Posted in Bible, Religion on Thursday, 24 January 2013

This edited article about women of the Bible originally appeared in Look and Learn issue number 109 published on 15 February 1964.

Christ anointed, picture, image, illustration

The woman who brought precious ointment and anointed Christ was preparing Him for His coming death

It was Passover time at Jerusalem, and this was always a time of great importance to Jesus and His friends. Together they kept its ceremonies, in which they recalled the great deliverance of their people long ago from slavery under the Egyptians.

This year seemed more than usually solemn. There was a sense of uneasiness among the followers of Jesus, a tension which they had never felt when they walked with Him across the hills of Galilee, or listened to His teachings by the lakeside. They sensed that something new and fateful was about to happen.

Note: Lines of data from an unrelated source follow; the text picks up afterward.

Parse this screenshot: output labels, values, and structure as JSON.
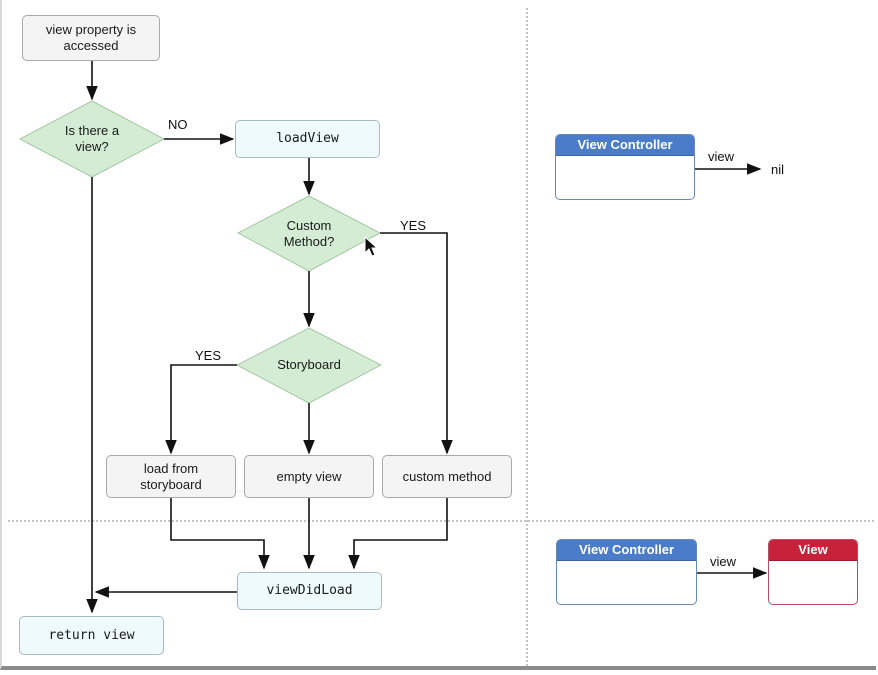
{
  "flowchart": {
    "start": "view property is accessed",
    "decision_view": "Is there a view?",
    "edge_no": "NO",
    "load_view": "loadView",
    "decision_custom": "Custom Method?",
    "edge_yes_custom": "YES",
    "decision_storyboard": "Storyboard",
    "edge_yes_storyboard": "YES",
    "load_storyboard": "load from storyboard",
    "empty_view": "empty view",
    "custom_method": "custom method",
    "view_did_load": "viewDidLoad",
    "return_view": "return view"
  },
  "state_before": {
    "object_title": "View Controller",
    "property_label": "view",
    "target": "nil"
  },
  "state_after": {
    "object_title": "View Controller",
    "property_label": "view",
    "target_title": "View"
  },
  "colors": {
    "decision_fill": "#d4ecd4",
    "view_controller_header": "#4a7cc9",
    "view_header": "#c8213a",
    "code_box_fill": "#eefafb"
  }
}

Jesus sensed this too. It was in His mind as He spent a quiet evening with some of His disciples at the little village of Bethany. This was a place He loved to visit, for some of his dearest friends lived there, and He could come to their homes after the tiring days He had spent in the noisy and sometimes unfriendly city of Jerusalem.

On this particular evening Jesus was a guest in the home of a man called Simon. During supper a strange thing happened, but one which suggested that someone else knew that Jesus was about to begin the last fateful days of His life on earth.

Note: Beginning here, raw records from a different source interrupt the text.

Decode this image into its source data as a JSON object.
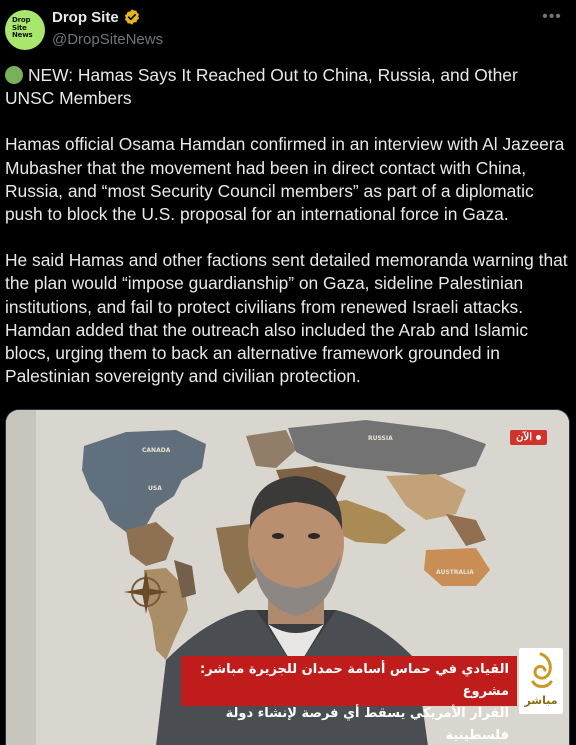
{
  "author": {
    "display_name": "Drop Site",
    "handle": "@DropSiteNews",
    "avatar_text": "Drop Site News",
    "verified": true
  },
  "post": {
    "headline": "NEW: Hamas Says It Reached Out to China, Russia, and Other UNSC Members",
    "paragraph_1": "Hamas official Osama Hamdan confirmed in an interview with Al Jazeera Mubasher that the movement had been in direct contact with China, Russia, and “most Security Council members” as part of a diplomatic push to block the U.S. proposal for an international force in Gaza.",
    "paragraph_2": "He said Hamas and other factions sent detailed memoranda warning that the plan would “impose guardianship” on Gaza, sideline Palestinian institutions, and fail to protect civilians from renewed Israeli attacks. Hamdan added that the outreach also included the Arab and Islamic blocs, urging them to back an alternative framework grounded in Palestinian sovereignty and civilian protection."
  },
  "media": {
    "live_label": "الآن",
    "caption_line_1": "القيادي في حماس أسامة حمدان للجزيرة مباشر: مشروع",
    "caption_line_2": "القرار الأمريكي يسقط أي فرصة لإنشاء دولة فلسطينية",
    "channel_label": "مباشر",
    "map_labels": [
      "CANADA",
      "RUSSIA",
      "USA",
      "AUSTRALIA"
    ]
  },
  "icons": {
    "verified": "verified-badge-icon",
    "more": "more-options-icon",
    "headline_marker": "green-circle-icon"
  },
  "colors": {
    "background": "#000000",
    "text": "#e7e9ea",
    "secondary_text": "#71767b",
    "verified": "#e2b719",
    "avatar": "#a9e66e",
    "news_red": "#c11c1c"
  }
}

While the guests were still eating, a woman came quietly up to the place where Jesus sat, and knelt humbly at His side. In her hands she had a beautifully carved jar or casket, made of alabaster.

As she passed the other guests a rich perfume arose from the jar, which they recognized as that of one of the rare and expensive ointments produced in their country. Such ointments were not only used for healing wounds; they were a great luxury, which generous and wealthy hosts sometimes used to refresh their most honoured guests. They were also used when the bodies of greatly loved members of a family were prepared for burial after they had died.

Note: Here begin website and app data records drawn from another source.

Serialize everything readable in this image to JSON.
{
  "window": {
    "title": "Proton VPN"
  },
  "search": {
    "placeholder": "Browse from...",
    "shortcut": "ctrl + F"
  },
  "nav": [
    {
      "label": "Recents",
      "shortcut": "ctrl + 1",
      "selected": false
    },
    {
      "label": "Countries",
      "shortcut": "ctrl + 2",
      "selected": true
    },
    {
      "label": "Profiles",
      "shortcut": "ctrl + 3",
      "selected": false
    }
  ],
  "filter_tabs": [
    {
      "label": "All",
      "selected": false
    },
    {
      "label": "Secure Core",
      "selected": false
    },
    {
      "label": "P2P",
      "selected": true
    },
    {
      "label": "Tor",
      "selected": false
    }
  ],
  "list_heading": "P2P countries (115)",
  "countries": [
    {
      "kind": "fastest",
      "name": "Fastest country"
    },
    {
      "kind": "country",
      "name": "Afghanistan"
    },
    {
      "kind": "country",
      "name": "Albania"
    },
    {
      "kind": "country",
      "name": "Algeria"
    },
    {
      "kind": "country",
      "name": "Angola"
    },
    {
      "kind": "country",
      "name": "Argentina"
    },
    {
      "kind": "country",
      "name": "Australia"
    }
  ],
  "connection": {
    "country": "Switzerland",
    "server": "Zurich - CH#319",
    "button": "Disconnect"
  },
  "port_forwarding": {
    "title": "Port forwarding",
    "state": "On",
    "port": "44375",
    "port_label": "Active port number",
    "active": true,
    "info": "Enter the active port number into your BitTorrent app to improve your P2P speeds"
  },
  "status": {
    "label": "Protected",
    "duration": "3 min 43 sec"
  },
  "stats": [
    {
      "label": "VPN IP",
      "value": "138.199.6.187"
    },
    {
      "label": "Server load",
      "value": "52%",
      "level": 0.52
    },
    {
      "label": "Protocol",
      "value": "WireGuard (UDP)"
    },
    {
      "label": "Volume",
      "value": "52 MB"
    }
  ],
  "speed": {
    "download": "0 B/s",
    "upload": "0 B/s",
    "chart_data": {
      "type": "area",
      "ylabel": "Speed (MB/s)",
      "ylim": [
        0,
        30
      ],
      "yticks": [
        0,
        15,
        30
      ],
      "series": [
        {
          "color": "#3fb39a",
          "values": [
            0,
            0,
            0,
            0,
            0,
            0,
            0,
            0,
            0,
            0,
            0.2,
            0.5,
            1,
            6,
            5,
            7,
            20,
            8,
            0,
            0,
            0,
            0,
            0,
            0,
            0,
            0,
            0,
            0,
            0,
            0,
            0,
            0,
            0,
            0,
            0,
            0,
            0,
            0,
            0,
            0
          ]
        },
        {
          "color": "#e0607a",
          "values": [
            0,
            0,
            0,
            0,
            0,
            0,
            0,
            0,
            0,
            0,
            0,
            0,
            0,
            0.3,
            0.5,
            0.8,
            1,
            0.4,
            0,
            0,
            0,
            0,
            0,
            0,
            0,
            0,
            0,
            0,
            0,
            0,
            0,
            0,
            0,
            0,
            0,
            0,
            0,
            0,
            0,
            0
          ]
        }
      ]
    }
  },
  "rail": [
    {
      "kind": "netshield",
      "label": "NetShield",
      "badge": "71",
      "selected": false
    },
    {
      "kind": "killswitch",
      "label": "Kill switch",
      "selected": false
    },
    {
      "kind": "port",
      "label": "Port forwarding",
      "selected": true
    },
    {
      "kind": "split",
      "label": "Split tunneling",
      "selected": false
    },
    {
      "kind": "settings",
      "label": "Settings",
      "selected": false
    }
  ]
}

There were cries of amazement therefore when, with a deft gesture, the woman broke the seal of the jar, and began to anoint the head of Jesus with the precious ointment.

“What is she thinking of!” whispered one guest to another. “Such extravagance! Just think what that ointment is worth!”

“Far better to have sold it,” replied his neighbour. “Plenty of poor people would have been glad of the money it would bring.”

Meanwhile, Jesus sat gravely, and allowed the woman to complete this gracious act, which was as natural in its setting as it is strange to us who read of it. Finally He spoke.

“Do not reproach her,” He said gently. “What she has done is right and proper. I shall not always be with you, and understanding this, she has begun to prepare my body in advance for the burial it must receive.”

“And what is more,” Jesus added. “She will always be remembered for this act, wherever the story of my life is told.”